In 2004 a tsunami triggered by a magnitude 9.3 undersea natural disaster off the coast of Sumatra in western Indonesia killed 220,000 people in countries around the Indian Ocean, including 168,000 in Indonesia. The agency's head, Dwikorita Karnawati, later told MetroTV that the tsunami warning had ended.
The quake was 10.5 kilometers deep and struck near Loloan on the west end of the island of Bali.
Indonesia's resort islands of Bali and Lombok were hit by a magnitude 7.0 quake on Sunday.
The highly popular island resorts remain a first choice for many British tourists, and many could soon be under threat from a tsunami.

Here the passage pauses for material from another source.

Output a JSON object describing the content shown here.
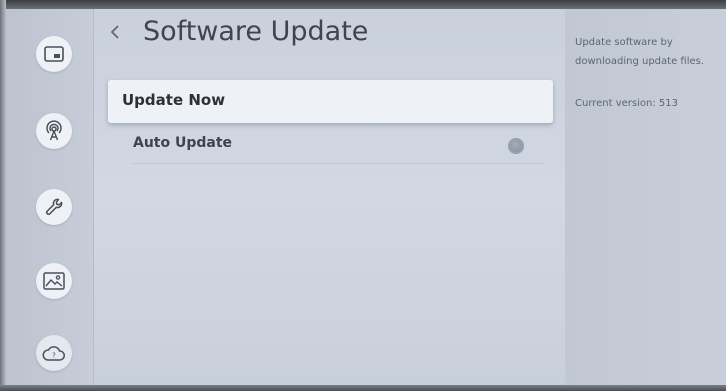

Indonesia's agency for meteorology, climatology and geophysics issued a tsunami warning just minutes after the quake hit. Authorities said the quake may have caused some damage.

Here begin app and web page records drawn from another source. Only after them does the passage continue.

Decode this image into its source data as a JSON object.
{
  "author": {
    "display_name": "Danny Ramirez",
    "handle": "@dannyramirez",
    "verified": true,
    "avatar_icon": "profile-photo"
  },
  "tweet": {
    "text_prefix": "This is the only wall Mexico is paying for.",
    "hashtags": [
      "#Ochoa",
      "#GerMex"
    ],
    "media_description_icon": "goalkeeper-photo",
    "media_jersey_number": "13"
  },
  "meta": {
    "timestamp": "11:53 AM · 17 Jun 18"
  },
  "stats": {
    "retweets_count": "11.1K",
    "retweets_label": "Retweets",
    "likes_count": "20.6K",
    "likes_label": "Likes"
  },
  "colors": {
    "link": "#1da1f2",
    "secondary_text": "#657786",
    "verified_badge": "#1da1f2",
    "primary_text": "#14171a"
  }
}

An alert has been released from the Indonesian Meteorology, Climatology and Geophysics which covers North Lombok, East and North Bali, the north side of East Java, Southeast Madura, South Kalimantan, and South Sulawesi.
Indonesia is prone to earthquakes due to its location on the "Ring of Fire", an arc of volcanoes and fault lines encircling the Pacific Ocean.
The resort island was struck by 6.4-magnitude natural disaster last week that killed 16 and left hundreds of hikers stranded on a volcano.
Indonesia is in the grips of a second massive tremor, just a week following a major quake which killed 17 people.